Our readers may perhaps remember that in the year 1870 a discussion took place on the question whether the glory of light seen around the sun during total eclipse belongs to the sun or not. There were those who maintained very confidently the opinion that this glory is either a purely optical phenomenon only or else is due to the passage of the solar rays through our own atmosphere all round the place of the eclipsed sun. On the other hand, there were some (ourselves among the number) who pointed out that the corona must necessarily belong to the sun, since its features could not possibly be reconciled with any other theory. The greater number of astronomers seemed, however, to form no opinion one way or the other, but to prefer to leave the matter to be decided by fresh evidence. For too many imagine that the best way of showing how greatly they value observations is by declining to investigate the full significance of observations already made.

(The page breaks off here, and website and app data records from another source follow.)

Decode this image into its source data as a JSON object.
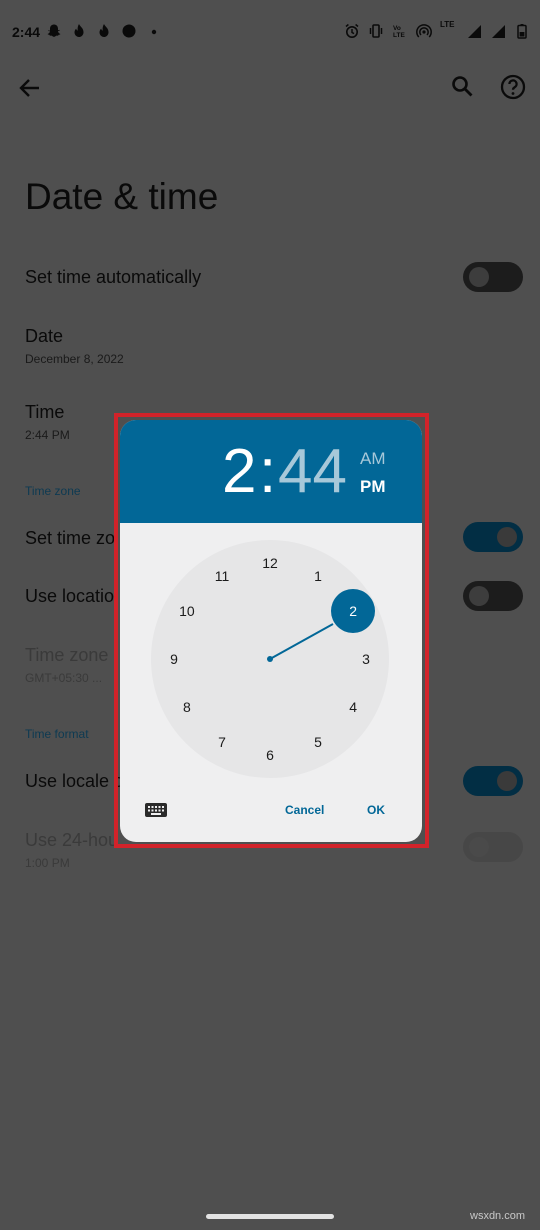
{
  "status_bar": {
    "time": "2:44",
    "left_icons": [
      "snapchat-icon",
      "tinder-icon",
      "tinder-icon",
      "notification-dot-icon",
      "more-dot-icon"
    ],
    "right_icons": [
      "alarm-icon",
      "vibrate-icon",
      "volte-icon",
      "hotspot-icon",
      "lte-signal-icon",
      "wifi-signal-icon",
      "battery-icon"
    ],
    "network_label": "LTE"
  },
  "app_bar": {
    "icons": [
      "back-arrow-icon",
      "search-icon",
      "help-icon"
    ]
  },
  "page": {
    "title": "Date & time"
  },
  "settings": {
    "set_time_automatically": {
      "title": "Set time automatically",
      "switch_state": "off"
    },
    "date": {
      "title": "Date",
      "summary": "December 8, 2022"
    },
    "time": {
      "title": "Time",
      "summary": "2:44 PM"
    },
    "time_zone_header": "Time zone",
    "set_time_zone_automatically": {
      "title": "Set time zo",
      "switch_state": "on"
    },
    "use_location": {
      "title": "Use locatio",
      "switch_state": "off"
    },
    "time_zone": {
      "title": "Time zone",
      "summary": "GMT+05:30 ..."
    },
    "time_format_header": "Time format",
    "use_locale_default": {
      "title": "Use locale d",
      "switch_state": "on"
    },
    "use_24_hour": {
      "title": "Use 24-hou",
      "summary": "1:00 PM",
      "switch_state": "disabled"
    }
  },
  "time_picker": {
    "hour": "2",
    "separator": ":",
    "minute": "44",
    "am_label": "AM",
    "pm_label": "PM",
    "selected_period": "PM",
    "selected_hour": "2",
    "clock_numbers": [
      "12",
      "1",
      "2",
      "3",
      "4",
      "5",
      "6",
      "7",
      "8",
      "9",
      "10",
      "11"
    ],
    "keyboard_icon": "keyboard-icon",
    "cancel_label": "Cancel",
    "ok_label": "OK",
    "accent_color": "#026797",
    "highlight_color": "#d2232a"
  },
  "watermark": "wsxdn.com"
}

It will be remembered that before long the new observations devised to settle a question which had been abundantly answered by observations already made proved unmistakably the solar nature of the corona. Photographs were taken during the total eclipse of December, 1870, and in greater number during that of December, 1871. On the latter occasion photographic views of the corona taken at stations far apart agreed closely together, showing that the corona could not possibly be an atmospheric phenomenon. No one could imagine that the air above Baicull, where Mr. Davis (Lord Lindsay's photographer) took his views, could by some amazing accident produce coronal features resembling those produced by the air above Ootacamund, one station being close to the seashore, the other hundreds of miles inland and some 10,000 feet above the sea-level. On the other hand, the resemblance of the several views taken at either station showed that the coronal glory could not be due to the illumination of some matter on the hither side of the moon, but far outside our own atmosphere. For the solar rays, passing athwart the lunar disk to fall upon such matter, would shift rapidly in position as the moon moved onward, so that the features seen at the beginning of total eclipse would differ markedly from those seen toward the end. Since the six pictures taken at Baicull closely resembled each other, as did the six taken at Ootacamund, so that all twelve views represented the same corona (though of course not all to the same distance from the sun), it was manifest that the corona then seen was a solar appendage. The actual distance to which the corona can be traced in these pictures corresponds to about 900,000 miles.
But the believers in an atmospheric corona were not even yet wholly satisfied. Nay, before the recent total eclipse one among them even went so far as to say that the observations and photographs of 1870 and 1871, while demonstrating the solar nature of the glory immedi-